Restate the data exactly, with nothing altered.
◇ ◇ ◇
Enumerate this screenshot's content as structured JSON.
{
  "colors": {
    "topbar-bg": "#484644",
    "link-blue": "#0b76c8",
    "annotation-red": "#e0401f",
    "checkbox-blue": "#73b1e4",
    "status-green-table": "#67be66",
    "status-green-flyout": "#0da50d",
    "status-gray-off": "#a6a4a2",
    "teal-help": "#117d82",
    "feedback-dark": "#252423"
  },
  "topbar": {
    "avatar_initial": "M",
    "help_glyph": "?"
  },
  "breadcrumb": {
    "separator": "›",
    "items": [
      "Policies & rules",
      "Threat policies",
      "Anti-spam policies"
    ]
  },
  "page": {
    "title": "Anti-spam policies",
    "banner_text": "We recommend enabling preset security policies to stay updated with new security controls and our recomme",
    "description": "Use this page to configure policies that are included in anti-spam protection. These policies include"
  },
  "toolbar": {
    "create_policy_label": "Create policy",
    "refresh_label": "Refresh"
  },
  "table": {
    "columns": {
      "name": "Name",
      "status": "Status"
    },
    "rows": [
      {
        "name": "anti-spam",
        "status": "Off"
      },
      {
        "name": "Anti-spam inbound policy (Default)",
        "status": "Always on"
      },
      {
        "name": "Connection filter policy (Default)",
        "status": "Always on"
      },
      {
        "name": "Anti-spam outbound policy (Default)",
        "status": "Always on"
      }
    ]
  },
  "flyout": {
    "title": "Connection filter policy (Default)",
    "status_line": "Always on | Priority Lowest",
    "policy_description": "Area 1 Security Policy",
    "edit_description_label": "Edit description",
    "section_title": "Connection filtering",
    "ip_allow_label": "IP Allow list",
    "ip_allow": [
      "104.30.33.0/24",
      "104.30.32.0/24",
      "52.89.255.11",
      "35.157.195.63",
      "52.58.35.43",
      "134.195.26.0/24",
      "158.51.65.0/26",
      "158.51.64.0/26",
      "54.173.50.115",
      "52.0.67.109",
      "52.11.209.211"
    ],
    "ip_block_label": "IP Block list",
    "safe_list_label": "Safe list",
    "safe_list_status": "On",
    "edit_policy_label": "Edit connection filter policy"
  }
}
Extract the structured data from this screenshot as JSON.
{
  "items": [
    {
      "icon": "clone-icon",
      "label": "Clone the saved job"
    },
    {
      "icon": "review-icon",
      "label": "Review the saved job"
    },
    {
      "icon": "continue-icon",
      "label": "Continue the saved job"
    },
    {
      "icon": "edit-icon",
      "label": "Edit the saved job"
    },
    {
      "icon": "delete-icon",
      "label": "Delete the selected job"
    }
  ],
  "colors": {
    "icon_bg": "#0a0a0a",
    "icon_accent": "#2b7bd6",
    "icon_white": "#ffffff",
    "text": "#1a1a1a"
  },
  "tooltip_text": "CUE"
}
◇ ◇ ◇
▶ [Output of the exercise]
Enumerate this screenshot's content as structured JSON.
{
  "colors": {
    "topbar-bg": "#484644",
    "link-blue": "#0b76c8",
    "annotation-red": "#e0401f",
    "checkbox-blue": "#73b1e4",
    "status-green-table": "#67be66",
    "status-green-flyout": "#0da50d",
    "status-gray-off": "#a6a4a2",
    "teal-help": "#117d82",
    "feedback-dark": "#252423"
  },
  "topbar": {
    "avatar_initial": "M",
    "help_glyph": "?"
  },
  "breadcrumb": {
    "separator": "›",
    "items": [
      "Policies & rules",
      "Threat policies",
      "Anti-spam policies"
    ]
  },
  "page": {
    "title": "Anti-spam policies",
    "banner_text": "We recommend enabling preset security policies to stay updated with new security controls and our recomme",
    "description": "Use this page to configure policies that are included in anti-spam protection. These policies include"
  },
  "toolbar": {
    "create_policy_label": "Create policy",
    "refresh_label": "Refresh"
  },
  "table": {
    "columns": {
      "name": "Name",
      "status": "Status"
    },
    "rows": [
      {
        "name": "anti-spam",
        "status": "Off"
      },
      {
        "name": "Anti-spam inbound policy (Default)",
        "status": "Always on"
      },
      {
        "name": "Connection filter policy (Default)",
        "status": "Always on"
      },
      {
        "name": "Anti-spam outbound policy (Default)",
        "status": "Always on"
      }
    ]
  },
  "flyout": {
    "title": "Connection filter policy (Default)",
    "status_line": "Always on | Priority Lowest",
    "policy_description": "Area 1 Security Policy",
    "edit_description_label": "Edit description",
    "section_title": "Connection filtering",
    "ip_allow_label": "IP Allow list",
    "ip_allow": [
      "104.30.33.0/24",
      "104.30.32.0/24",
      "52.89.255.11",
      "35.157.195.63",
      "52.58.35.43",
      "134.195.26.0/24",
      "158.51.65.0/26",
      "158.51.64.0/26",
      "54.173.50.115",
      "52.0.67.109",
      "52.11.209.211"
    ],
    "ip_block_label": "IP Block list",
    "safe_list_label": "Safe list",
    "safe_list_status": "On",
    "edit_policy_label": "Edit connection filter policy"
  }
}
Extract the structured data from this screenshot as JSON.
{
  "items": [
    {
      "icon": "clone-icon",
      "label": "Clone the saved job"
    },
    {
      "icon": "review-icon",
      "label": "Review the saved job"
    },
    {
      "icon": "continue-icon",
      "label": "Continue the saved job"
    },
    {
      "icon": "edit-icon",
      "label": "Edit the saved job"
    },
    {
      "icon": "delete-icon",
      "label": "Delete the selected job"
    }
  ],
  "colors": {
    "icon_bg": "#0a0a0a",
    "icon_accent": "#2b7bd6",
    "icon_white": "#ffffff",
    "text": "#1a1a1a"
  },
  "tooltip_text": "CUE"
}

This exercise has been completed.